The Tau inspires, empowers and shares leadership with other Tau men and women (there are no Betas in the presence of the Tau). He is humble before great mystery, before superior intellects and capabilities of others. He is open-hearted and kind towards all who need his grandfather energy, loving presence or warrior shield as the case may be. The Tau is possessed of deep contextual knowledge of, and spiritual reverence for, his role in leading our species, planet and Cosmos.
Thus, we must enact a plan to unleash the Tau within each human.

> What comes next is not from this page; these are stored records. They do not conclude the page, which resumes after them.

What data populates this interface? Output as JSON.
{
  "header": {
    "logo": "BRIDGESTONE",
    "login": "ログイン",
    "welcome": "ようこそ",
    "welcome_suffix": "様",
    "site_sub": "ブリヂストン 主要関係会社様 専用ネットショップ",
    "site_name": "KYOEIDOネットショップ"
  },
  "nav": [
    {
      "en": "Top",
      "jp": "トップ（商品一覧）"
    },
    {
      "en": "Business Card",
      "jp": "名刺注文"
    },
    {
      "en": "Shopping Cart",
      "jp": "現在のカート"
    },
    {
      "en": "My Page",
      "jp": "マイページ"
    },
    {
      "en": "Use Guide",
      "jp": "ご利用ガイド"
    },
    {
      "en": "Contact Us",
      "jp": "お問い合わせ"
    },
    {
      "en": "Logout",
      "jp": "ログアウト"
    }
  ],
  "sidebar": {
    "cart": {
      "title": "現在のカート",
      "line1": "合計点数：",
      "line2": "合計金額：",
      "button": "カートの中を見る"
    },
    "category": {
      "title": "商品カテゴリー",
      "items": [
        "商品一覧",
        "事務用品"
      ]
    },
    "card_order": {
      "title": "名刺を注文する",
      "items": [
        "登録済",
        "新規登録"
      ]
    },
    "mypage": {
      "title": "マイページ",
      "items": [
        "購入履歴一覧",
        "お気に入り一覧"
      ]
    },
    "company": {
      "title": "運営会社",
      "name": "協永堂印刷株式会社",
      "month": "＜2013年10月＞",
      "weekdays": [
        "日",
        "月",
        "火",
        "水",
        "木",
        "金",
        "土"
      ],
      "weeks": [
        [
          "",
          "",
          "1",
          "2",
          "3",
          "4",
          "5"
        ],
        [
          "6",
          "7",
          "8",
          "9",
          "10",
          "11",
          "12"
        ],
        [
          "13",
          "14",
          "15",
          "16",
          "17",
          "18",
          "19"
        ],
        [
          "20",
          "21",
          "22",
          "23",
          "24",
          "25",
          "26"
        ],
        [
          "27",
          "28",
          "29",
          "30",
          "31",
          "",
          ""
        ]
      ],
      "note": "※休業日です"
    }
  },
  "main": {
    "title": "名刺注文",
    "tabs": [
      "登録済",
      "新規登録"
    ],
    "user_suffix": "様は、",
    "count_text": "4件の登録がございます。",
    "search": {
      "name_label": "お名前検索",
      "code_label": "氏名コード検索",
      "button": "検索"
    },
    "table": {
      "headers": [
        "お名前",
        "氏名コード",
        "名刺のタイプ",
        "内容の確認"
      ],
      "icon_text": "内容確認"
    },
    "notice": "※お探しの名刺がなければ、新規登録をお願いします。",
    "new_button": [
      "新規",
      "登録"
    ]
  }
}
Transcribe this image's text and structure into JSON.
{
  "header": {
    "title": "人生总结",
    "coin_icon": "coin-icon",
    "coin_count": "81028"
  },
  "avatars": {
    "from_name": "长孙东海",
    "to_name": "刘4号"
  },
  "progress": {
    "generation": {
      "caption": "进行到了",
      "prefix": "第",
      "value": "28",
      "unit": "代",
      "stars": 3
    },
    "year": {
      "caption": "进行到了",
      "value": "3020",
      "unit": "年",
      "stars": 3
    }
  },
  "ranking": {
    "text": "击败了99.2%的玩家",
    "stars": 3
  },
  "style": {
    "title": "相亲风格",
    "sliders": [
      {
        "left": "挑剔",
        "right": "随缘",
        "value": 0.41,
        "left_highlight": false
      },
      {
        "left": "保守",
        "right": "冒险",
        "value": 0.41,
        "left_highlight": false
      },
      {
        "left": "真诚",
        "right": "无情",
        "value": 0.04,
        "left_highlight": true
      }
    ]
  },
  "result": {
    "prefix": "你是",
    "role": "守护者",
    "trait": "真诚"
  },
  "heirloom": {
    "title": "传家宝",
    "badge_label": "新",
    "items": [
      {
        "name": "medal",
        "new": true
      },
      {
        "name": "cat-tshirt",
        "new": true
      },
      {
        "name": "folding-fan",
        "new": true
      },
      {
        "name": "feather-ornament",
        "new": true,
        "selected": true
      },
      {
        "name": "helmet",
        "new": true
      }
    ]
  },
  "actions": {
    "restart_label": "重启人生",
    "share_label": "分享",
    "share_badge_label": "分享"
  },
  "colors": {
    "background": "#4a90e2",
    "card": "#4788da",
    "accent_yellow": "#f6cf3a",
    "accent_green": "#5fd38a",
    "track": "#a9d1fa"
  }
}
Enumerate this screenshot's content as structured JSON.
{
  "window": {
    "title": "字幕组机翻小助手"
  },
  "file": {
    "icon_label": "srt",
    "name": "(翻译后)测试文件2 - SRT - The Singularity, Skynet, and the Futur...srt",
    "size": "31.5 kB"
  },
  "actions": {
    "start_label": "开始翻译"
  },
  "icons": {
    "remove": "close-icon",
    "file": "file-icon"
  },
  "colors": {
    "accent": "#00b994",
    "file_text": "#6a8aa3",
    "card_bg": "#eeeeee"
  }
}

Programs, such as the Planet Purpose Leadership Academy's Delta Leadership Program, create Tau Men, men who lead with their purpose, lead their industries, become powerful authors, public speakers, entrepreneurs and change agents. To do this the Delta Leadership Program combines rigorous purpose discovery work, a deep contextual curriculum (science - Carl Sagan, philosophy - Ken Wilber, psychology - Bill Plotkin), entrepreneurial training and guidance. This program empowers the Tau to play the largest leadership role possible, the stewardship of our species, Earth ecology and Cosmic evolution. If ascending to the sacred masculine is of interest to you, you can start right now by claiming your your leadership and finding your life's purpose.